Next, create or download the WIT world you would like to target. For this example we will use an example world with an add function:

package example:component;

world example {
    export add: func(x: s32, y: s32) -> s32;

If you want to generate bindings produced for the WIT world (for an IDE or typechecker), you can generate them using the bindings subcommand. Specify the path to the WIT interface with the world you are targeting:

$ componentize-py --wit-path /path/to/examples/example-host/add.wit --world example bindings .

Note: you do not need to generate the bindings in order to componentize in the next step. componentize will generate bindings on-the-fly and bundle them into the produced component.

You can see that bindings were created in an example package which contains an Example protocol with an add method that we can implement:

$ cat<<EOT >>
import example

class Example(example.Example):
    def add(self, x: int, y: int) -> int:
        return x + y

We now can compile our application to a Wasm component using the componentize subcommand:

$ componentize-py --wit-path /path/to/examples/example-host/add.wit --world example componentize app -o add.wasm
Component built successfully

To test the component, run it using the Rust add host:

$ cd component-model/examples/add-host
$ cargo run --release -- 1 2 ../path/to/add.wasm
1 + 2 = 3

See componentize-py's examples to try out build HTTP, CLI, and TCP components from Python applications.

Building a Component that Exports an Interface

The sample add.wit file exports a function. However, to use your component from another component, it must export an interface. That being said, you rarely find WIT that does not contain an interface. (Most WITs you'll see in the wild do use interfaces; we've been simplifying by exporting a function.) Let's expand our example world to export an interface rather than directly export the function.
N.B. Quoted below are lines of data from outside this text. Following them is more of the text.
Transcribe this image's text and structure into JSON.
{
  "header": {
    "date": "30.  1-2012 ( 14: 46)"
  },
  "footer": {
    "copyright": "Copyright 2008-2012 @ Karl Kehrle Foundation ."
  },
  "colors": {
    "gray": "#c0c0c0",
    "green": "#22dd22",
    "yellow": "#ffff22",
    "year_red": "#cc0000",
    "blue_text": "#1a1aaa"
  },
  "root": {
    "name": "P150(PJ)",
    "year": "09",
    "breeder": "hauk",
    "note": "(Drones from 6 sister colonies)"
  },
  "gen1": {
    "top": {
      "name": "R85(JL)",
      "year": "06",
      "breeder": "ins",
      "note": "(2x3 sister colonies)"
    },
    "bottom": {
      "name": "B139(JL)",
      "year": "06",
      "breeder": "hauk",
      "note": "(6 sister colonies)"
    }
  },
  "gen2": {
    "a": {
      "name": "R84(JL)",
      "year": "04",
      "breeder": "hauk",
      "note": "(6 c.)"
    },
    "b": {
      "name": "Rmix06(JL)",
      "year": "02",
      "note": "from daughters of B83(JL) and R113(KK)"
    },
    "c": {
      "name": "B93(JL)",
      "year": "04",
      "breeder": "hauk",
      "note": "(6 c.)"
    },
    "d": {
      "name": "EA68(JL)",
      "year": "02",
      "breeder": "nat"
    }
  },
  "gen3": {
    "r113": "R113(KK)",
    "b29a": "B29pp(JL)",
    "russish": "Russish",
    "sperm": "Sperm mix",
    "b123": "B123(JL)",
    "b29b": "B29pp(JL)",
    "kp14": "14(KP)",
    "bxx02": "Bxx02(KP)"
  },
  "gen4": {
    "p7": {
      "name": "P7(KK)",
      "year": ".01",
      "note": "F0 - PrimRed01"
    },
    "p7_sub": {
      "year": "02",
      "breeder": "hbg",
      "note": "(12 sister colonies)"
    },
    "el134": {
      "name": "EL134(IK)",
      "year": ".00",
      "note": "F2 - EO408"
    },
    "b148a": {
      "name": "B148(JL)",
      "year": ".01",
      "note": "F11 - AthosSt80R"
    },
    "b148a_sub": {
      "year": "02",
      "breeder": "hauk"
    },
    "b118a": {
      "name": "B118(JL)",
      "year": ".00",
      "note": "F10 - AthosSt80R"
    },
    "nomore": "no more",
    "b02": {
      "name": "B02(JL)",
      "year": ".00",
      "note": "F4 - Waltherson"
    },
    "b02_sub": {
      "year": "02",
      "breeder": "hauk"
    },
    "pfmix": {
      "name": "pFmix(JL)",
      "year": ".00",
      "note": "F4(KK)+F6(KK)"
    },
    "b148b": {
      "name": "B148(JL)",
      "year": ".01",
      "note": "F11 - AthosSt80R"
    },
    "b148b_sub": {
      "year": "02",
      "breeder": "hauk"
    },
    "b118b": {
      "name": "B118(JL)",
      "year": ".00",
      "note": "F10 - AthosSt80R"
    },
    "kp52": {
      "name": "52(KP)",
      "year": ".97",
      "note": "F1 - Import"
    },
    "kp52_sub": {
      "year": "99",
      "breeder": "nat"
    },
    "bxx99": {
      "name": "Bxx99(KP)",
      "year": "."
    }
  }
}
// add-interface.wit
package example:component;

interface add {
    add: func(a: u32, b: u32) -> u32;

world example {
    export add;

If you peek at the bindings, you'll notice that we now implement a class for the add interface rather than for the example world. This is a consistent pattern. As you export more interfaces from your world, you implement more classes. Our add example gets the slight update of:

import example

class Add(example.Example):
    def add(self, a: int, b: int) -> int:
        return a + b

Once again, compile an application to a Wasm component using the componentize subcommand:

$ componentize-py --wit-path add-interface.wit --world example componentize app -o add.wasm
Component built successfully

Running components from Python Applications

Wasm components can also be invoked from Python applications. This walks through using tooling to call the app.wasm component from the examples.

Note: wasmtime-py does not currently support running components build with componentize-py. This is because wasmtime-py does not yet support resources, which components built with componentize-py always use, since componentize-py unconditionally imports most of the wasi:cli world.

First, install Python 3.11 or later and pip if you don't already have them. Then, install wasmtime-py:

$ pip install wasmtime

First, generate the bindings to be able to call the component from a Python host application.

# Get an add component that does not import the WASI CLI world
$ wget
$ python3 -m wasmtime.bindgen add.wasm --out-dir add

The generated package add has all of the requisite exports/imports for the component and is annotated with types to assist with type-checking and self-documentation as much as possible. Inside the package is a Root class with an add function that calls the component's exported add function. We can now write a Python program that calls add:

from add import Root
from wasmtime import Store

def main():
    store = Store()
    component = Root(store)
    print("1 + 2 = ", component.add(store, 1, 2))

if __name__ == '__main__':

Run the Python host program:

$ python3
1 + 2 = 3